Copywriters are assassins. They murder the English language and are
lavishly rewarded for it. I suspect they commit their crimes
unknowingly, but ignorance of the law is no defence.
The most obvious example is the current One-2-One campaign: ’Who would
you most like to have a One-2-One with?’ If this does not offend you,
you must be in advertising, PR or marketing. What is most striking about
this howler is not the fact that both agency and client are
grammatically challenged, what is truly upsetting is that it
demonstrates a laziness which verges on arrogance. It’s as if the
copywriter couldn’t be bothered to write a slogan that conveyed the same
message without breaching basic rules of English.
So much copy is flawed that punters become inured to it. We see a poster
for an Australian film, Mr Reliable, with the new word ’seige’ in
The siege is, apparently, crucial to the plot yet nobody bothered to
find out how it should be spelled. Is this quality control? Are there no
proof-readers? Poor grammar and even worse spelling are endemic to your
industry and yet you continue to present yourselves as experts in the
art of communication.
Perhaps you believe that it doesn’t matter, that style is more important
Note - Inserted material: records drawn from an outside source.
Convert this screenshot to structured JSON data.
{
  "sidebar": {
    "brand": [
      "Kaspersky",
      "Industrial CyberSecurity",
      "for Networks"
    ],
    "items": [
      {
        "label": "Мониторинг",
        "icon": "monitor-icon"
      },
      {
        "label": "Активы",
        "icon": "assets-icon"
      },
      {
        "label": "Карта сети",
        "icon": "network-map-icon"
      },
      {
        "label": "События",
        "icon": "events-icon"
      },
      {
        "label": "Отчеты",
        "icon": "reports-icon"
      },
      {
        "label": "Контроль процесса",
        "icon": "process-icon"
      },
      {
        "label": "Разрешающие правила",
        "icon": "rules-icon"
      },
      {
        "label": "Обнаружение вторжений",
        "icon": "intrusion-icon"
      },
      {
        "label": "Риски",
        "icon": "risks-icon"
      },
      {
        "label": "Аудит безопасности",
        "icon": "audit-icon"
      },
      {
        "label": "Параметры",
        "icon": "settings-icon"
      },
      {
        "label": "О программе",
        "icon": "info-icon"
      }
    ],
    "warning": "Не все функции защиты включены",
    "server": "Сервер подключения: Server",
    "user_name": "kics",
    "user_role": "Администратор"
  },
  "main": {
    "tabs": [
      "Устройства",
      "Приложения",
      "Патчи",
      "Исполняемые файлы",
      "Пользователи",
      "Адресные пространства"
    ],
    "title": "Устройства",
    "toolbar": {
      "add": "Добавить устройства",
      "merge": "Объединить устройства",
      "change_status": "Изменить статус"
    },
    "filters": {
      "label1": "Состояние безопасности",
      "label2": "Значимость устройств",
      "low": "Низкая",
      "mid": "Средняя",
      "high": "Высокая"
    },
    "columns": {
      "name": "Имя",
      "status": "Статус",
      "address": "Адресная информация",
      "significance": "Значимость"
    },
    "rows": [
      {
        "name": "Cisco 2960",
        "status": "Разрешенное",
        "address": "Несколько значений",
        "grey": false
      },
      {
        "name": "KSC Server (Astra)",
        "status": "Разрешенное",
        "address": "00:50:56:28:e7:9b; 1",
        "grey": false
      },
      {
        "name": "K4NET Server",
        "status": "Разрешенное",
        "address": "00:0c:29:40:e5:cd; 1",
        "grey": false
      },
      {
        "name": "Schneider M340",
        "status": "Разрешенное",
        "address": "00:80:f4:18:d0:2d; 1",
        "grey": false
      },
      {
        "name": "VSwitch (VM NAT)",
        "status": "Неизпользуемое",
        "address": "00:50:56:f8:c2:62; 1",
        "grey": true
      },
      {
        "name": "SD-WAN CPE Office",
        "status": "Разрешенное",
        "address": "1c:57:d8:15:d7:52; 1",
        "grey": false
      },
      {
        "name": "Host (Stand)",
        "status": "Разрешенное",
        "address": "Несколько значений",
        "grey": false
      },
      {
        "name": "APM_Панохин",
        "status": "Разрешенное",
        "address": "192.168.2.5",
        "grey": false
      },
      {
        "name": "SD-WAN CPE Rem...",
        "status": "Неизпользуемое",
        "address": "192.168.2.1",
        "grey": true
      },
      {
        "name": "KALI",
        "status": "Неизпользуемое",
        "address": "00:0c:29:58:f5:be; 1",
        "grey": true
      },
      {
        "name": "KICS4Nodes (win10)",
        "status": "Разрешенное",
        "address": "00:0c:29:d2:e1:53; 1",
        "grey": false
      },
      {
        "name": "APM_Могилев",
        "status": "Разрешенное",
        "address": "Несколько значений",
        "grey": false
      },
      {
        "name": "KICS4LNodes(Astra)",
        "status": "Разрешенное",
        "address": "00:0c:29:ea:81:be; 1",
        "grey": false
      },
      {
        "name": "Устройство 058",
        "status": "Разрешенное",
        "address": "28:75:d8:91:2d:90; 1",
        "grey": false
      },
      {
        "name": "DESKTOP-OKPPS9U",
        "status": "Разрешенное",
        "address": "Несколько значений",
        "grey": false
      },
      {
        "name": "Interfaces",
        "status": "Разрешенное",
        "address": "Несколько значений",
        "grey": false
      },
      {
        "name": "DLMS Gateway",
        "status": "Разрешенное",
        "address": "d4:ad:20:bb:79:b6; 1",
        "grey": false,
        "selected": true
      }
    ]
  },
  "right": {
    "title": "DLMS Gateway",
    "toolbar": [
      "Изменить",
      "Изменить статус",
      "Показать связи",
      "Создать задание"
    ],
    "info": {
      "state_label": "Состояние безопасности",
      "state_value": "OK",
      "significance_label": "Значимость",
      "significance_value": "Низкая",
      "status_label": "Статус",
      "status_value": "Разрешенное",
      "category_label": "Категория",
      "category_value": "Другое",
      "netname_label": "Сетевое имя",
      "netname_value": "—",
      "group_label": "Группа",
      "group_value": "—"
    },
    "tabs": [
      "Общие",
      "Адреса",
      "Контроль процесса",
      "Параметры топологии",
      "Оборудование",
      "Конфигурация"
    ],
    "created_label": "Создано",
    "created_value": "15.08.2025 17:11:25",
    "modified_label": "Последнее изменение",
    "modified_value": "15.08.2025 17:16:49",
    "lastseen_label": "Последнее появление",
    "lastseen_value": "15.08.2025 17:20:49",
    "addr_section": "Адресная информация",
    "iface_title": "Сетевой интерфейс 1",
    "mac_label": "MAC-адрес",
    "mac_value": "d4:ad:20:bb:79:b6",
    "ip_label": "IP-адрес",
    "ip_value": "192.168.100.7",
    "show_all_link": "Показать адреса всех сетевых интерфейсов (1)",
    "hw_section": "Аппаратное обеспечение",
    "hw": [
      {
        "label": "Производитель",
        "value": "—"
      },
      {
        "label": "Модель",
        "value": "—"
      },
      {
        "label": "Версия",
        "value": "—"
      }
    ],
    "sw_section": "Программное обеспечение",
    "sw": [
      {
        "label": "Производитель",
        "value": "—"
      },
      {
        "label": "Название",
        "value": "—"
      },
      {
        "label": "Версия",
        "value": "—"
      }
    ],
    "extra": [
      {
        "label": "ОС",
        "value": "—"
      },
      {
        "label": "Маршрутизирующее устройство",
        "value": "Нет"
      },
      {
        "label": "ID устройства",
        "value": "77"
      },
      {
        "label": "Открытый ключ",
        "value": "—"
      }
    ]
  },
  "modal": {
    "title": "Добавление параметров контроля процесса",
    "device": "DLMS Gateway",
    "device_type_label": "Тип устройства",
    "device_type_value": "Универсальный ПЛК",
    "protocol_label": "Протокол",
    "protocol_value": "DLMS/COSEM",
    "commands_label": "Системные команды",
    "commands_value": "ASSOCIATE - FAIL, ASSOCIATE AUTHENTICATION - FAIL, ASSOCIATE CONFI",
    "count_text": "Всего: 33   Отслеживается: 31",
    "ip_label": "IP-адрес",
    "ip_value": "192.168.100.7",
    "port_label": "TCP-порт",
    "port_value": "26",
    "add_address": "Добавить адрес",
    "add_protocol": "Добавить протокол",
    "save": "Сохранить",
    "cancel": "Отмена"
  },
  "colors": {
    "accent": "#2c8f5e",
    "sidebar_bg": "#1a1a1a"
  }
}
than substance. If you do - and who can say for sure that you are
wrong? - then we face a bleak future of advertising where the image is
omnipotent and the copy is simply there to fill up the inconvenient